  • If the CIA wanted to keep the impersonator under deep, deep cover, there is always the possibility that our own men and our allies will believe that he really is Carlos, and will kill try to kill him. If successful in his impersonation, his greatest enemy would be our guys, because we are the ones that hate Carlos.

  • There is the equally real possibility that the impersonator would have to kill some of our guys. If he's in deep cover, our guys don't generally know about it. If US or European or Israeli agents think the impersonator is Carlos, he'll probably have to kill them in self defense.

  • How does he explain to his family that he's gone for six months at a time, and when he returns he seems like a different man, more like the monster he's been trained to duplicate?

  • After he's "made" by a terrorist, how can he assure that the entire terrorist community doesn't come after him and his family?

Espionage stories always duck these issues, but in the real world, these are real and painful issues that deep cover agents have to face, and this film gives no easy outs. It faces them all squarely, often unpleasantly.

The filmmakers also deal with the need to make the impersonator deeply aware of Carlos' proclivities. Deeply aware. Aware in a way far more personal and real and visceral than what can be found in a textbook. This requires some brainwashing techniques, and the movie cleverly shows how that might be done.

One thing the writers avoided was the language problem. Carlos spoke languages that the officer didn't speak. What the hell was he going to do if he had to hold down a conversation in French or some other language spoken fluently by Carlos. Even if the fake Carlos could learn passable French in six months, he couldn't learn to speak exactly like Carlos. How did it happen that the "marked" girlfriend spoke to the impersonator in English? Was that just luck? The CIA couldn't know what language Carlos and his girlfriend spoke together in their intimate moments, because they admittedly couldn't even take a photo of the guy from closer than 500 yards!

But, let's assume that there are plausible answers to the language questions, and just enjoy the show. It's a good ride. This is probably one of the very few films about international espionage that really catches both the intensity of the operation as well as the painful drudgery of the training.

The film also has an unexpected undercurrent of unobtrusive but richly realized visual poetry. An example - there is a symmetry between the opening and closing scenes, and those two scenes use the same visual metaphor (involving a spider's web and a cigarette) to show the similarities and differences between the two look-alikes.

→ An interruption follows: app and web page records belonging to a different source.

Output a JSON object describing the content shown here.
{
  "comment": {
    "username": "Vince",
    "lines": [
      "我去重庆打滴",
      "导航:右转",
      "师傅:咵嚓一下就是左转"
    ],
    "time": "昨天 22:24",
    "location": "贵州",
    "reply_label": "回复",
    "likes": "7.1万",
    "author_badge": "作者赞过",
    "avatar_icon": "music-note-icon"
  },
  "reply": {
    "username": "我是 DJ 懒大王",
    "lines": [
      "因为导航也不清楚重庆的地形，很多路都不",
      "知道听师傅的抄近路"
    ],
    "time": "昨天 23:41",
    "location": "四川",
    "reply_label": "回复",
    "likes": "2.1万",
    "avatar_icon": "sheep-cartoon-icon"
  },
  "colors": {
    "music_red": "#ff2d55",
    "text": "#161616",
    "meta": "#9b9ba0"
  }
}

Dorota Kolak, Julia Kijowska and Marta Nieradkiewicz
in United States Of Love (2016) in 1080hd




Anamaria Marinca in 4 Months 3 Weeks 2 Days (2007) in 1080hd